This brings me to the fourth point and one of the Conference's biggest weaknesses: Changes to the EU’s future course and priorities cannot be made outside the existing institutional structures and against the will of the member states. The promise of bringing European democracy closer to the people by giving them a direct say in concrete future policy choices is laudable from a participatory democratic point of view. However, it was from the start unrealistic from an institutional point of view, in particular as there was no clear backing from national governments.

The 2019 Spitzenkandidaten procedure illustrates the dangers of overpromising on the democratic front. Ahead of that year's European Parliament elections, voters were promised that the choice of Commission president would be determined by the results. But, instead of nominating a presidential candidate from the ranks of the political parties’ Spitzenkandidaten, the European Council decided, via a number of backroom talks behind closed doors, on Ursula von der Leyen. Choosing a Commission president who never ran for office in the first place unleashed considerable criticism throughout the EU.

Democratic delusions and decisions

The Conference on the Future of Europe risks repeating the same mistake: A promise of a more democratic EU, raising high expectations, which cannot be fulfilled, and one dashed by institutional fights and national power grabs. 

Against this backdrop, it would be wise to stop treating the Conference like the door to a brave new democratic world. The Conference will not be the place where the future of the EU is decided. For that, there are too many obstacles standing in its way. EU citizens must of course have a say in the direction in which Europe is headed. The Conference can play a positive role as an additional channel for listening to them.

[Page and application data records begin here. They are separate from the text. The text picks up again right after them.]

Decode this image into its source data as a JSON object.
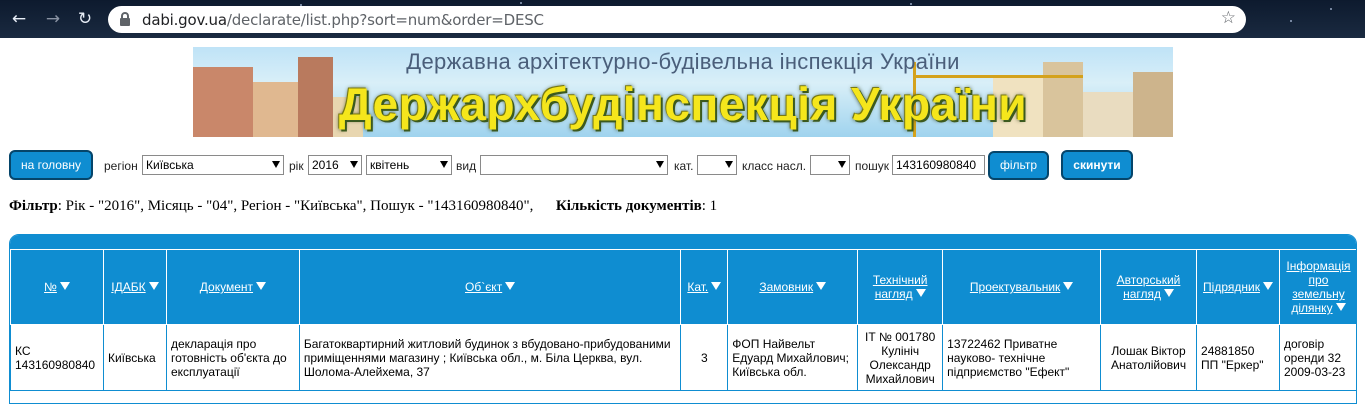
{
  "browser": {
    "url_host": "dabi.gov.ua",
    "url_path": "/declarate/list.php?sort=num&order=DESC"
  },
  "banner": {
    "subtitle": "Державна архітектурно-будівельна інспекція України",
    "title": "Держархбудінспекція України"
  },
  "filters": {
    "home_button": "на головну",
    "region_label": "регіон",
    "region_value": "Київська",
    "year_label": "рік",
    "year_value": "2016",
    "month_value": "квітень",
    "type_label": "вид",
    "type_value": "",
    "cat_label": "кат.",
    "cat_value": "",
    "class_label": "класс насл.",
    "class_value": "",
    "search_label": "пошук",
    "search_value": "143160980840",
    "filter_button": "фільтр",
    "reset_button": "скинути"
  },
  "summary": {
    "filter_label": "Фільтр",
    "filter_text": ": Рік - \"2016\", Місяць - \"04\", Регіон - \"Київська\", Пошук - \"143160980840\",",
    "count_label": "Кількість документів",
    "count_value": ": 1"
  },
  "table": {
    "headers": [
      "№",
      "ІДАБК",
      "Документ",
      "Об`єкт",
      "Кат.",
      "Замовник",
      "Технічний нагляд",
      "Проектувальник",
      "Авторський нагляд",
      "Підрядник",
      "Інформація про земельну ділянку"
    ],
    "rows": [
      {
        "num": "КС 143160980840",
        "idabk": "Київська",
        "document": "декларація про готовність об'єкта до експлуатації",
        "object": "Багатоквартирний житловий будинок з вбудовано-прибудованими приміщеннями магазину ; Київська обл., м. Біла Церква, вул. Шолома-Алейхема, 37",
        "cat": "3",
        "customer": "ФОП Найвельт Едуард Михайлович; Київська обл.",
        "tech": "ІТ № 001780 Кулініч Олександр Михайлович",
        "designer": "13722462 Приватне науково- технічне підприємство \"Ефект\"",
        "author": "Лошак Віктор Анатолійович",
        "contractor": "24881850 ПП \"Еркер\"",
        "land": "договір оренди 32 2009-03-23"
      }
    ]
  }
}
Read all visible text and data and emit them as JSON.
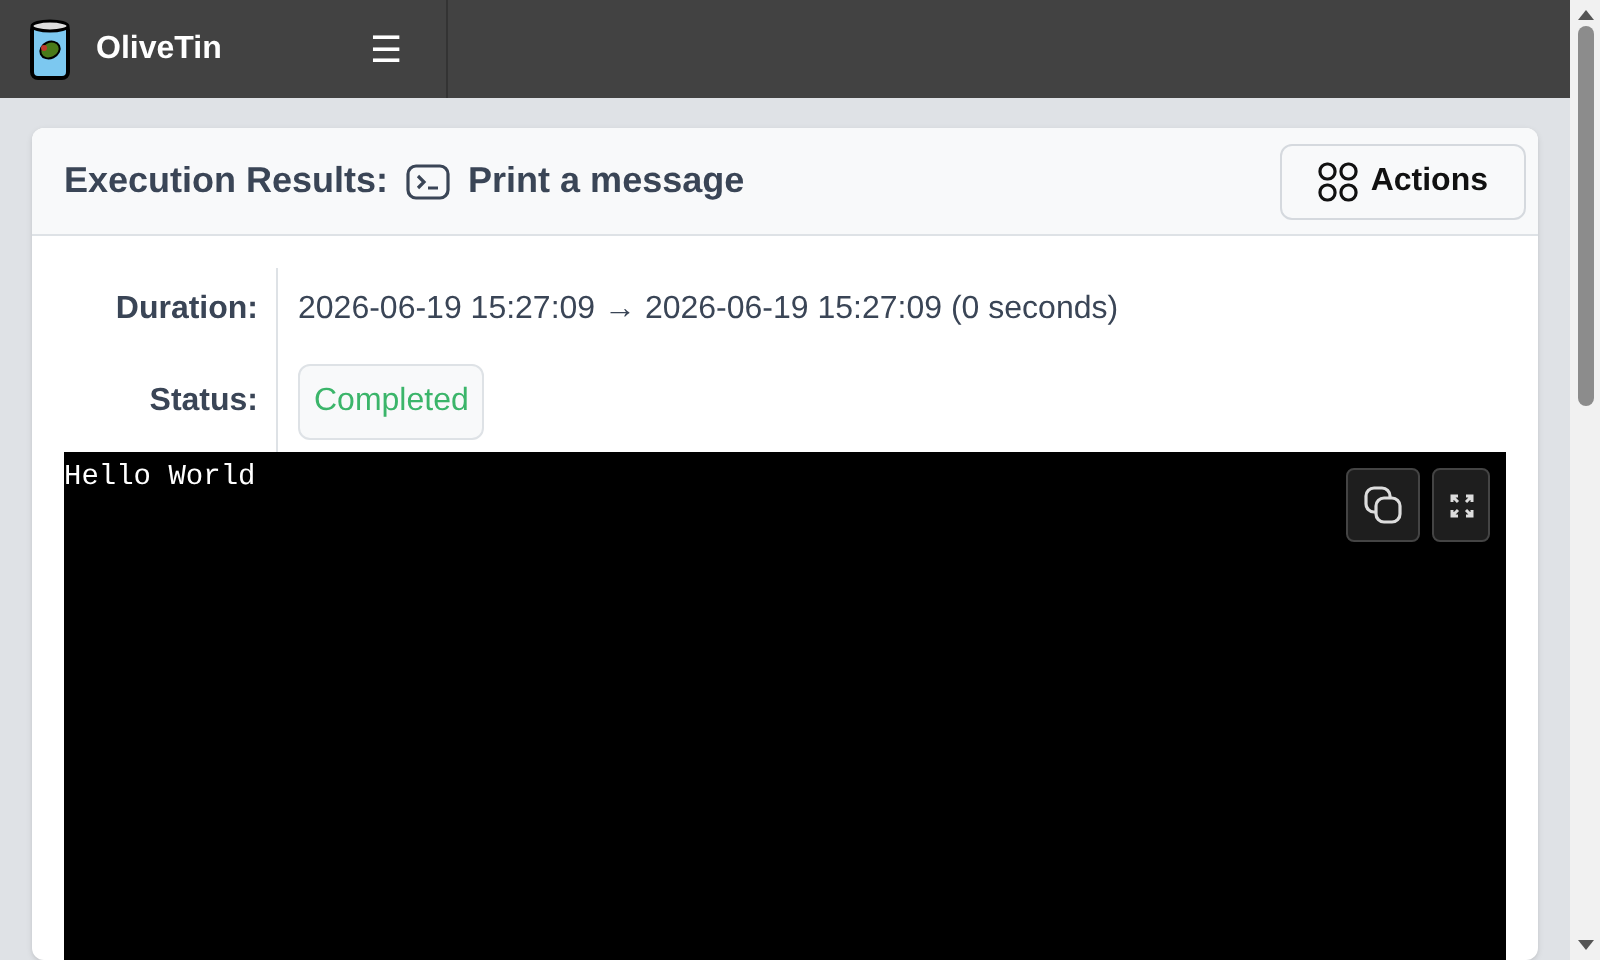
{
  "header": {
    "title": "OliveTin",
    "menu_icon": "☰"
  },
  "card": {
    "title": "Execution Results:",
    "action_title": "Print a message",
    "actions_button": "Actions"
  },
  "details": [
    {
      "label": "Duration:",
      "value": "2026-06-19 15:27:09 → 2026-06-19 15:27:09 (0 seconds)",
      "kind": "text"
    },
    {
      "label": "Status:",
      "value": "Completed",
      "kind": "badge"
    }
  ],
  "output": {
    "text": "Hello World"
  }
}
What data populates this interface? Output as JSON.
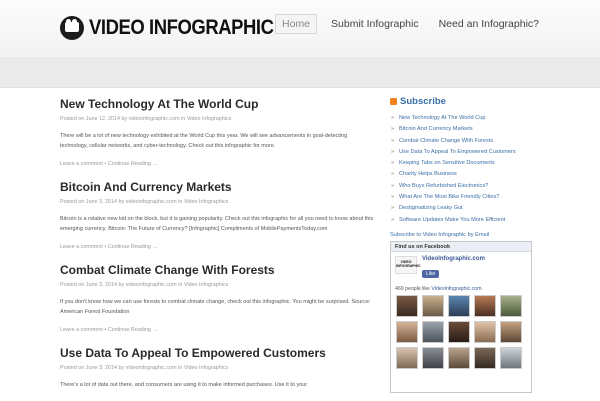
{
  "header": {
    "logo_text": "VIDEO INFOGRAPHIC",
    "nav": [
      {
        "label": "Home",
        "active": true
      },
      {
        "label": "Submit Infographic",
        "active": false
      },
      {
        "label": "Need an Infographic?",
        "active": false
      }
    ]
  },
  "posts": [
    {
      "title": "New Technology At The World Cup",
      "meta_prefix": "Posted on ",
      "date": "June 12, 2014",
      "meta_by": " by ",
      "author": "videoinfographic.com",
      "meta_in": " in ",
      "category": "Video Infographics",
      "excerpt": "There will be a lot of new technology exhibited at the World Cup this year.  We will see advancements in goal-detecting technology, cellular networks, and cyber-technology.  Check out this infographic for more.",
      "comment_link": "Leave a comment",
      "continue_link": "Continue Reading →"
    },
    {
      "title": "Bitcoin And Currency Markets",
      "meta_prefix": "Posted on ",
      "date": "June 3, 2014",
      "meta_by": " by ",
      "author": "videoinfographic.com",
      "meta_in": " in ",
      "category": "Video Infographics",
      "excerpt": "Bitcoin is a relative new kid on the block, but it is gaining popularity.  Check out this infographic for all you need to know about this emerging currency. Bitcoin: The Future of Currency? [Infographic] Compliments of MobilePaymentsToday.com",
      "comment_link": "Leave a comment",
      "continue_link": "Continue Reading →"
    },
    {
      "title": "Combat Climate Change With Forests",
      "meta_prefix": "Posted on ",
      "date": "June 3, 2014",
      "meta_by": " by ",
      "author": "videoinfographic.com",
      "meta_in": " in ",
      "category": "Video Infographics",
      "excerpt": "If you don't know how we can use forests to combat climate change, check out this infographic.  You might be surprised.  Source: American Forest Foundation",
      "comment_link": "Leave a comment",
      "continue_link": "Continue Reading →"
    },
    {
      "title": "Use Data To Appeal To Empowered Customers",
      "meta_prefix": "Posted on ",
      "date": "June 3, 2014",
      "meta_by": " by ",
      "author": "videoinfographic.com",
      "meta_in": " in ",
      "category": "Video Infographics",
      "excerpt": "There's a lot of data out there, and consumers are using it to make informed purchases.  Use it to your",
      "comment_link": "",
      "continue_link": ""
    }
  ],
  "sidebar": {
    "subscribe_title": "Subscribe",
    "links": [
      "New Technology At The World Cup",
      "Bitcoin And Currency Markets",
      "Combat Climate Change With Forests",
      "Use Data To Appeal To Empowered Customers",
      "Keeping Tabs on Sensitive Documents",
      "Charity Helps Business",
      "Who Buys Refurbished Electronics?",
      "What Are The Most Bike Friendly Cities?",
      "Destigmatizing Leaky Gut",
      "Software Updates Make You More Efficient"
    ],
    "email_link": "Subscribe to Video Infographic by Email",
    "facebook": {
      "header": "Find us on Facebook",
      "page_name": "VideoInfographic.com",
      "logo_text": "VIDEO INFOGRAPHIC",
      "like_label": "Like",
      "likes_count": "469",
      "likes_text": " people like ",
      "likes_page": "VideoInfographic.com",
      "likes_end": "."
    }
  },
  "colors": {
    "link_blue": "#3c6fa5",
    "rss_orange": "#f58220",
    "facebook_blue": "#3b5998"
  }
}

We should thus make the best of it.

However, it cannot, and should, not replace the ordinary democratic decision-making structures of the EU. The good news is that it does not have to. The EU already has the institutional structures to enable the democratic say of its citizens: national and European parliamentary elections. So, instead of overpromising on the possibilities of the Conference and its outcomes, the European institutions and national governments should do two things: On the national level, they should ensure the inclusion of European politics in domestic electoral campaigns. This will most notably be important in the upcoming elections in Germany and France. It is not lastly through national elections that voters express their views on the EU’s long-term agenda. On the European level, they should start preparing for the 2024 European Parliament elections and ensure that the results are translated into concrete actions.  

In this regard, committing to a proper Spitzenkandidaten procedure and sticking to it will be quintessential. EU citizens should have a political choice on who will head the European Commission, and who will, as a consequence, determine many of the policies that will affect them for the following five years. The role of the current Commission president in tackling the Covid pandemic has only reinforced this point.

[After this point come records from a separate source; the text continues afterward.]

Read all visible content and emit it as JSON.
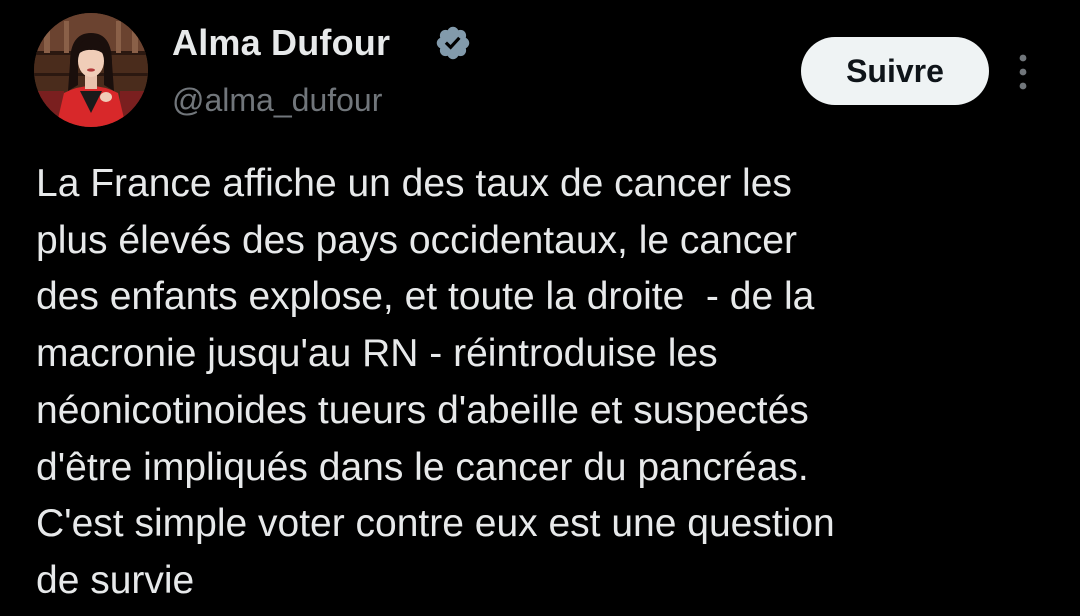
{
  "author": {
    "name": "Alma Dufour",
    "handle": "@alma_dufour",
    "verified": true,
    "verified_icon": "verified-badge-icon"
  },
  "actions": {
    "follow_label": "Suivre",
    "more_icon": "more-options-icon"
  },
  "post": {
    "lines": [
      "La France affiche un des taux de cancer les",
      "plus élevés des pays occidentaux, le cancer",
      "des enfants explose, et toute la droite  - de la",
      "macronie jusqu'au RN - réintroduise les",
      "néonicotinoides tueurs d'abeille et suspectés",
      "d'être impliqués dans le cancer du pancréas.",
      "C'est simple voter contre eux est une question",
      "de survie"
    ]
  },
  "colors": {
    "background": "#000000",
    "text": "#e7e9ea",
    "secondary_text": "#71767b",
    "follow_button_bg": "#eff3f4",
    "follow_button_text": "#0f1419"
  }
}
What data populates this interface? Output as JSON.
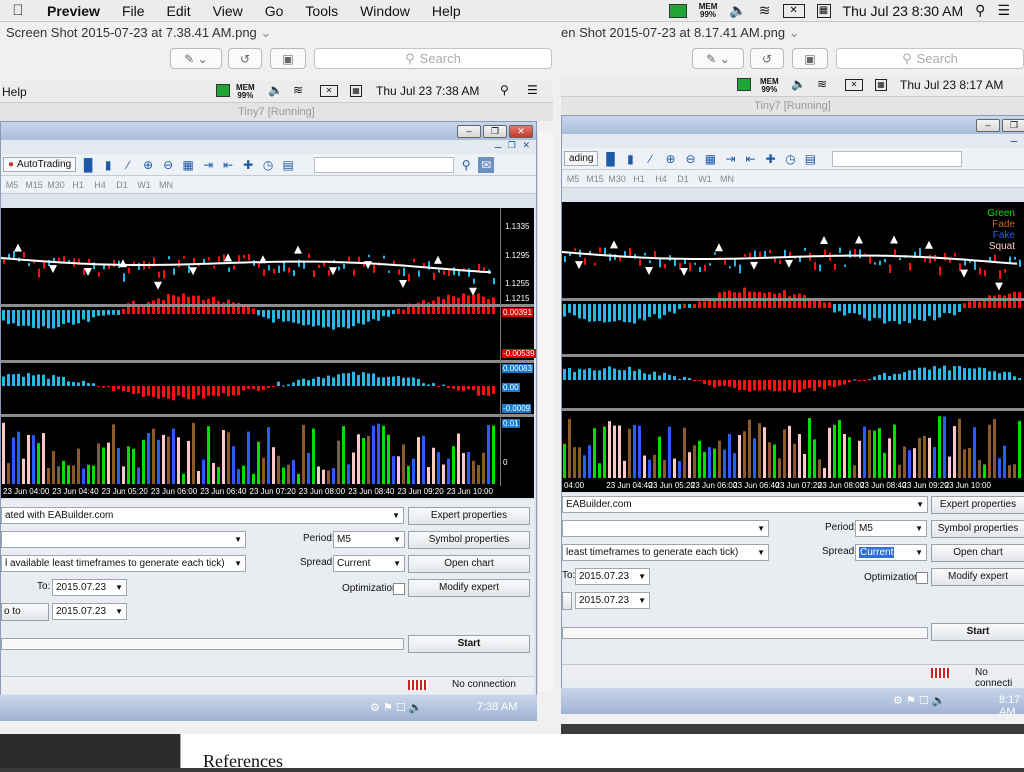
{
  "menubar": {
    "app": "Preview",
    "items": [
      "File",
      "Edit",
      "View",
      "Go",
      "Tools",
      "Window",
      "Help"
    ],
    "mem_label": "MEM",
    "mem_value": "99%",
    "clock": "Thu Jul 23  8:30 AM"
  },
  "left_window": {
    "title": "Screen Shot 2015-07-23 at 7.38.41 AM.png",
    "search_placeholder": "Search",
    "inner_menu": "Help",
    "inner_mem_label": "MEM",
    "inner_mem_value": "99%",
    "inner_clock": "Thu Jul 23  7:38 AM",
    "vm_title": "Tiny7 [Running]",
    "autotrading": "AutoTrading",
    "timeframes": [
      "M5",
      "M15",
      "M30",
      "H1",
      "H4",
      "D1",
      "W1",
      "MN"
    ],
    "price_ticks": [
      "1.1335",
      "1.1295",
      "1.1255",
      "1.1215"
    ],
    "osc1_ticks": [
      "0.00391",
      "-0.00539"
    ],
    "osc2_ticks": [
      "0.00083",
      "0.00",
      "-0.0009"
    ],
    "vol_ticks": [
      "0.01",
      "0"
    ],
    "time_ticks": [
      "23 Jun 04:00",
      "23 Jun 04:40",
      "23 Jun 05:20",
      "23 Jun 06:00",
      "23 Jun 06:40",
      "23 Jun 07:20",
      "23 Jun 08:00",
      "23 Jun 08:40",
      "23 Jun 09:20",
      "23 Jun 10:00"
    ],
    "expert": "ated with EABuilder.com",
    "model": "l available least timeframes to generate each tick)",
    "period_label": "Period:",
    "period_value": "M5",
    "spread_label": "Spread:",
    "spread_value": "Current",
    "to_label": "To:",
    "to_value": "2015.07.23",
    "upto_label": "o to",
    "upto_value": "2015.07.23",
    "optimization_label": "Optimization",
    "btn_expert": "Expert properties",
    "btn_symbol": "Symbol properties",
    "btn_open": "Open chart",
    "btn_modify": "Modify expert",
    "btn_start": "Start",
    "status": "No connection",
    "taskbar_time": "7:38 AM",
    "doc_text": "References"
  },
  "right_window": {
    "title": "en Shot 2015-07-23 at 8.17.41 AM.png",
    "search_placeholder": "Search",
    "inner_mem_label": "MEM",
    "inner_mem_value": "99%",
    "inner_clock": "Thu Jul 23  8:17 AM",
    "vm_title": "Tiny7 [Running]",
    "autotrading": "ading",
    "timeframes": [
      "M5",
      "M15",
      "M30",
      "H1",
      "H4",
      "D1",
      "W1",
      "MN"
    ],
    "legend": [
      {
        "label": "Green",
        "color": "#00e000"
      },
      {
        "label": "Fade",
        "color": "#c8641e"
      },
      {
        "label": "Fake",
        "color": "#2a5cff"
      },
      {
        "label": "Squat",
        "color": "#ffc8c8"
      }
    ],
    "time_ticks": [
      "04:00",
      "23 Jun 04:40",
      "23 Jun 05:20",
      "23 Jun 06:00",
      "23 Jun 06:40",
      "23 Jun 07:20",
      "23 Jun 08:00",
      "23 Jun 08:40",
      "23 Jun 09:20",
      "23 Jun 10:00"
    ],
    "expert": "EABuilder.com",
    "model": "least timeframes to generate each tick)",
    "period_label": "Period:",
    "period_value": "M5",
    "spread_label": "Spread:",
    "spread_value": "Current",
    "to_label": "To:",
    "to_value": "2015.07.23",
    "upto_value": "2015.07.23",
    "optimization_label": "Optimization",
    "btn_expert": "Expert properties",
    "btn_symbol": "Symbol properties",
    "btn_open": "Open chart",
    "btn_modify": "Modify expert",
    "btn_start": "Start",
    "status": "No connecti",
    "taskbar_time": "8:17 AM"
  },
  "colors": {
    "bull": "#27b8e8",
    "bear": "#ff1010",
    "ma": "#ffffff",
    "vol_green": "#00e000",
    "vol_brown": "#8b5a2b",
    "vol_blue": "#2a5cff",
    "vol_pink": "#ffc8c8"
  }
}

But also, a genuine continuation of the discussion on how to ensure a pan-European dimension in the elections, and in particular on the question of transnational lists (coincidentally also strongly supported by Macron), should be put on the political agenda well ahead of 2024. This would ensure that a timely reform of EU electoral laws would still be possible. While transnational lists are not without controversy – the last time the idea was floated in 2018 after the United Kingdom’s vote to leave the EU it was rejected by the European Parliament itself – they are well worth a revisit as a step towards the emergence of a pan-European party democracy ahead of the next elections.

In conclusion, there is no need to invent the democratic wheel new. The Conference on the Future of Europe might be a nice democratic experiment. But, at the end of the day, it is in the voting booth, both at national and European level, where European democracy will be decided – and with it also the future of Europe.

[1] Austria, Czech Republic, Denmark, Estonia, Finland, Ireland, Latvia, Lithuania, Malta, the Netherlands, Slovakia and Sweden


Image: CC Jack Redgate, Source: Pexels